In quite a thoughtful way, and responding to much the same evidence base as those who have argued that they are not Charlie, Humblepiety answered the question Je suis Charlie? in the affirmative.
This post at First Things also gives some insight into how the French themselves have reacted to the attack on the offices of Charlie Hebdo: My Life with Charlie Hebdo. It is also interesting to read the message to the Catholics of Paris published today by Archbishop Vingt-Trois, published here at La Croix.
At one level, the discussion can be held at the level of the legislation in force in a country. Charlie Hebdo 's cartoons are, by all accounts, quite offensive to those who practice the Catholic faith in France as much as some of them have been to Muslims. But a country where the language of religious offense has been enshrined in positive law is Pakistan .... where the blasphemy law does in effect lead to very significant religious persecution of both Muslims and those who live out other religious beliefs.
In the more secular countries of the developed world, the language is that of discrimination and protected characteristics, with actions that disadvantage someone who manifests a protected characteristic being the subject of civil or criminal sanction. There is also a category of legal provision with regard to harassment and the giving of offence. The risk with this situation is that reasonable manifestation of an opinion differing from the prevailing social consensus can be construed as harassment or offence thereby particularly restricting freedom of religious expression in (relatively speaking) secularised societies.
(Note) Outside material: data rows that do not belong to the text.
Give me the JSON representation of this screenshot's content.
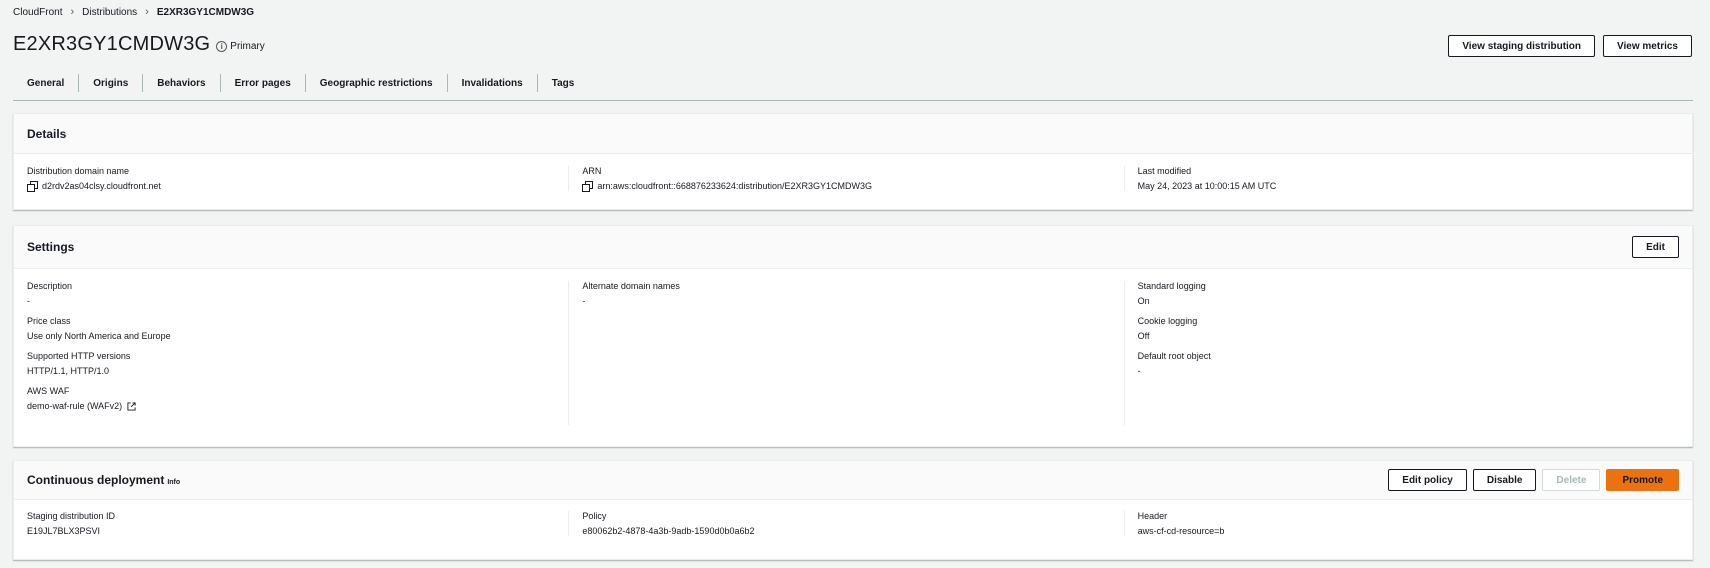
{
  "breadcrumb": {
    "items": [
      "CloudFront",
      "Distributions",
      "E2XR3GY1CMDW3G"
    ]
  },
  "page": {
    "title": "E2XR3GY1CMDW3G",
    "badge": "Primary",
    "actions": {
      "view_staging": "View staging distribution",
      "view_metrics": "View metrics"
    }
  },
  "tabs": [
    "General",
    "Origins",
    "Behaviors",
    "Error pages",
    "Geographic restrictions",
    "Invalidations",
    "Tags"
  ],
  "details": {
    "title": "Details",
    "domain_label": "Distribution domain name",
    "domain_value": "d2rdv2as04clsy.cloudfront.net",
    "arn_label": "ARN",
    "arn_value": "arn:aws:cloudfront::668876233624:distribution/E2XR3GY1CMDW3G",
    "modified_label": "Last modified",
    "modified_value": "May 24, 2023 at 10:00:15 AM UTC"
  },
  "settings": {
    "title": "Settings",
    "edit": "Edit",
    "description_label": "Description",
    "description_value": "-",
    "price_label": "Price class",
    "price_value": "Use only North America and Europe",
    "http_label": "Supported HTTP versions",
    "http_value": "HTTP/1.1, HTTP/1.0",
    "waf_label": "AWS WAF",
    "waf_value": "demo-waf-rule (WAFv2)",
    "alt_label": "Alternate domain names",
    "alt_value": "-",
    "logging_label": "Standard logging",
    "logging_value": "On",
    "cookie_label": "Cookie logging",
    "cookie_value": "Off",
    "root_label": "Default root object",
    "root_value": "-"
  },
  "continuous": {
    "title": "Continuous deployment",
    "info": "Info",
    "edit_policy": "Edit policy",
    "disable": "Disable",
    "delete": "Delete",
    "promote": "Promote",
    "staging_label": "Staging distribution ID",
    "staging_value": "E19JL7BLX3PSVI",
    "policy_label": "Policy",
    "policy_value": "e80062b2-4878-4a3b-9adb-1590d0b0a6b2",
    "header_label": "Header",
    "header_value": "aws-cf-cd-resource=b"
  },
  "colors": {
    "background": "#f2f3f3",
    "primary_button": "#ec7211",
    "text": "#16191f"
  }
}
My own thoughts on the question have focussed on the United Nations Universal Declaration of Human Rights. Article 19 of the Declaration reads:
Everyone has the right to freedom of opinion and expression; this right includes freedom to hold opinions without interference and to seek, receive and impart information and ideas through any media and regardless of frontiers.The presumption of much of the discussion about Charlie Hebdo has been that the material it publishes falls under this provision of freedom of expression, understood as conveying a right to say and publish pretty much anything that one wishes - regardless. I am not sure that the specification of the right contained in the last clause of Article 19 does in fact convey such a right.
Article 12 of the Declaration reads, with italics added to indicate the element of the Article relevant to the present discussion:
No one shall be subjected to arbitrary interference with his privacy, family, home or correspondence, nor to attacks upon his honour and reputation. Everyone has the right to the protection of the law against such interference or attacks.In the light of Article 18's assertion of the right to freedom of belief and practice for both individuals and communities, I would suggest that attacks upon the honour and reputation of a religious community would equate to attacks upon the honour and reputation of the individuals who are members of that community and so fall under the provision of Article 12. [This is reinforced by recalling that the immediate historical context of the UN Declaration was the events of the Second World War and the Nazi persecution of Jews and other minority communities.] Understood in this way, Article 12 provides a boundary within which the freedom of expression asserted in Article 19 should be exercised. Catholic commentators are, in effect, suggesting that the material published by Charlie Hebdo goes beyond this boundary in attacking the honour and reputation of members of religious communities.
The significance of considering the UN Universal Declaration of Human Rights is that the rights enshrined there arise from the nature of the human person; they are, in the words of the preamble to the Declaration, "equal and inalienable rights of all members of the human family". The positive law of a country does not convey those rights; rather, it should protect them. In addition, the language of the Declaration is not that of a particular religious community that, when projected into positive law, undermines the freedom of others; and neither is it the language of a secularised liberalism that risks undermining genuine freedom of expression of information and ideas.
Certainly those who were killed in the attack on the offices of Charlie Hebdo were subject to a breach of Article 3 of the UN Declaration, which asserts the right of everyone to life, liberty and security of the person. Those who carried out the attack committed a quite heinous crime against the human persons of their victims.
But, though a certain allowance has to be made for the particular genre of journalism that comes under the heading of "satirical journalism" and that, of its nature, gives rise to some degree of offense when you are yourself its particular target (cf the reaction of Eve-Alice Roustang linked above), one can debate whether or not Charlie Hebdo is an authentic representative of the freedom of expression as articulated in the UN Universal Declaration of Human Rights.
Oui, on est Charlie (cf Déclaration universelle des droits de l'homme Article 3), mais - peut-etre oui, peut-etre non - en meme temps, peut etre on n'est pas Charlie (cf Déclaration universelle des droits de l'homme Article 12).